__Input data__

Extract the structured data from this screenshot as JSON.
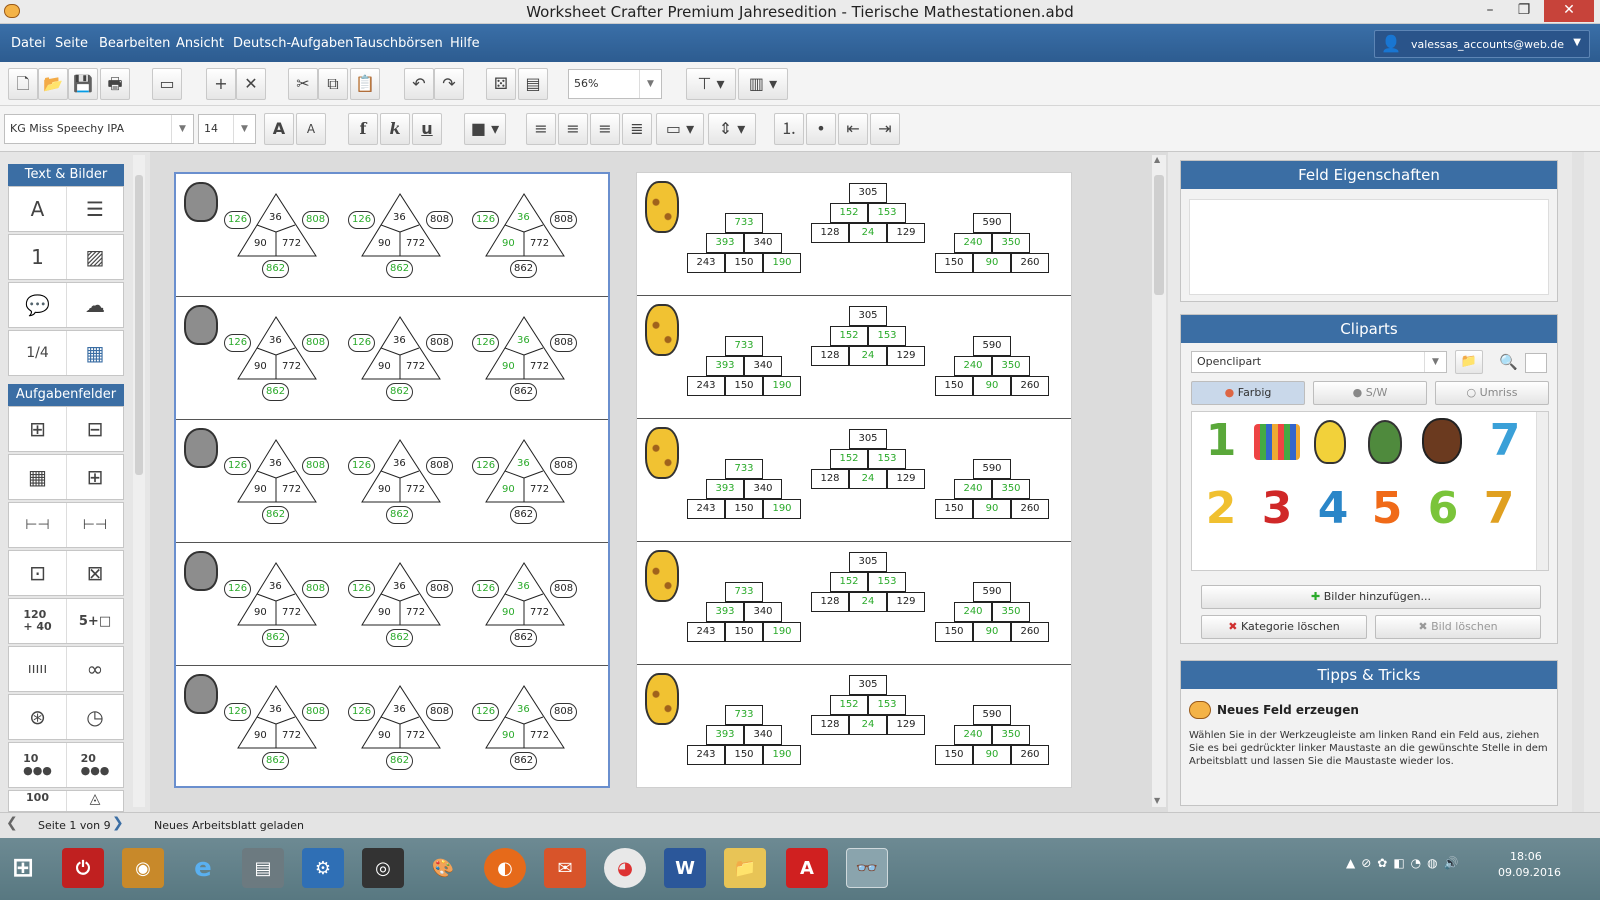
{
  "window": {
    "title": "Worksheet Crafter Premium Jahresedition - Tierische Mathestationen.abd",
    "minimize": "–",
    "maximize": "❐",
    "close": "✕"
  },
  "menu": [
    "Datei",
    "Seite",
    "Bearbeiten",
    "Ansicht",
    "Deutsch-Aufgaben",
    "Tauschbörsen",
    "Hilfe"
  ],
  "account": {
    "email": "valessas_accounts@web.de"
  },
  "toolbar": {
    "zoom": "56%",
    "font_name": "KG Miss Speechy IPA",
    "font_size": "14",
    "bold": "f",
    "italic": "k",
    "underline": "u"
  },
  "left_panel": {
    "sections": [
      "Text & Bilder",
      "Aufgabenfelder"
    ],
    "tools_text": [
      "A",
      "☰",
      "1",
      "▨",
      "💬",
      "☁",
      "1/4",
      "▦"
    ],
    "tools_tasks": [
      "⊞",
      "⊟",
      "▦",
      "⊞",
      "⊢⊣",
      "⊢⊣",
      "⊡",
      "⊠",
      "120\n+ 40",
      "5+□",
      "ııııı",
      "∞",
      "⊛",
      "◷",
      "10\n●●●",
      "20\n●●●",
      "100"
    ]
  },
  "worksheet": {
    "triangle": {
      "top": "36",
      "bottom_left": "90",
      "bottom_right": "772",
      "left": "126",
      "right": "808",
      "below": "862"
    },
    "pyr_a": {
      "top": "733",
      "mid": [
        "393",
        "340"
      ],
      "bottom": [
        "243",
        "150",
        "190"
      ]
    },
    "pyr_b": {
      "top": "305",
      "mid": [
        "152",
        "153"
      ],
      "bottom": [
        "128",
        "24",
        "129"
      ]
    },
    "pyr_c": {
      "top": "590",
      "mid": [
        "240",
        "350"
      ],
      "bottom": [
        "150",
        "90",
        "260"
      ]
    }
  },
  "right_panel": {
    "field_props_title": "Feld Eigenschaften",
    "cliparts_title": "Cliparts",
    "clipart_source": "Openclipart",
    "tabs": [
      "Farbig",
      "S/W",
      "Umriss"
    ],
    "clip_numbers": [
      "1",
      "7",
      "2",
      "3",
      "4",
      "5",
      "6",
      "7"
    ],
    "add_images": "Bilder hinzufügen...",
    "delete_category": "Kategorie löschen",
    "delete_image": "Bild löschen",
    "tips_title": "Tipps & Tricks",
    "tip_heading": "Neues Feld erzeugen",
    "tip_text": "Wählen Sie in der Werkzeugleiste am linken Rand ein Feld aus, ziehen Sie es bei gedrückter linker Maustaste an die gewünschte Stelle in dem Arbeitsblatt und lassen Sie die Maustaste wieder los."
  },
  "status": {
    "page": "Seite 1 von 9",
    "message": "Neues Arbeitsblatt geladen"
  },
  "taskbar": {
    "time": "18:06",
    "date": "09.09.2016"
  },
  "colors": {
    "accent": "#3b6ea4",
    "green": "#2aaa2a",
    "menubar": "#2d5c90"
  }
}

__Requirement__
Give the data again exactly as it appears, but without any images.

__Task output__
Extract the structured data from this screenshot as JSON.
{
  "window": {
    "title": "Worksheet Crafter Premium Jahresedition - Tierische Mathestationen.abd",
    "minimize": "–",
    "maximize": "❐",
    "close": "✕"
  },
  "menu": [
    "Datei",
    "Seite",
    "Bearbeiten",
    "Ansicht",
    "Deutsch-Aufgaben",
    "Tauschbörsen",
    "Hilfe"
  ],
  "account": {
    "email": "valessas_accounts@web.de"
  },
  "toolbar": {
    "zoom": "56%",
    "font_name": "KG Miss Speechy IPA",
    "font_size": "14",
    "bold": "f",
    "italic": "k",
    "underline": "u"
  },
  "left_panel": {
    "sections": [
      "Text & Bilder",
      "Aufgabenfelder"
    ],
    "tools_text": [
      "A",
      "☰",
      "1",
      "▨",
      "💬",
      "☁",
      "1/4",
      "▦"
    ],
    "tools_tasks": [
      "⊞",
      "⊟",
      "▦",
      "⊞",
      "⊢⊣",
      "⊢⊣",
      "⊡",
      "⊠",
      "120\n+ 40",
      "5+□",
      "ııııı",
      "∞",
      "⊛",
      "◷",
      "10\n●●●",
      "20\n●●●",
      "100"
    ]
  },
  "worksheet": {
    "triangle": {
      "top": "36",
      "bottom_left": "90",
      "bottom_right": "772",
      "left": "126",
      "right": "808",
      "below": "862"
    },
    "pyr_a": {
      "top": "733",
      "mid": [
        "393",
        "340"
      ],
      "bottom": [
        "243",
        "150",
        "190"
      ]
    },
    "pyr_b": {
      "top": "305",
      "mid": [
        "152",
        "153"
      ],
      "bottom": [
        "128",
        "24",
        "129"
      ]
    },
    "pyr_c": {
      "top": "590",
      "mid": [
        "240",
        "350"
      ],
      "bottom": [
        "150",
        "90",
        "260"
      ]
    }
  },
  "right_panel": {
    "field_props_title": "Feld Eigenschaften",
    "cliparts_title": "Cliparts",
    "clipart_source": "Openclipart",
    "tabs": [
      "Farbig",
      "S/W",
      "Umriss"
    ],
    "clip_numbers": [
      "1",
      "7",
      "2",
      "3",
      "4",
      "5",
      "6",
      "7"
    ],
    "add_images": "Bilder hinzufügen...",
    "delete_category": "Kategorie löschen",
    "delete_image": "Bild löschen",
    "tips_title": "Tipps & Tricks",
    "tip_heading": "Neues Feld erzeugen",
    "tip_text": "Wählen Sie in der Werkzeugleiste am linken Rand ein Feld aus, ziehen Sie es bei gedrückter linker Maustaste an die gewünschte Stelle in dem Arbeitsblatt und lassen Sie die Maustaste wieder los."
  },
  "status": {
    "page": "Seite 1 von 9",
    "message": "Neues Arbeitsblatt geladen"
  },
  "taskbar": {
    "time": "18:06",
    "date": "09.09.2016"
  },
  "colors": {
    "accent": "#3b6ea4",
    "green": "#2aaa2a",
    "menubar": "#2d5c90"
  }
}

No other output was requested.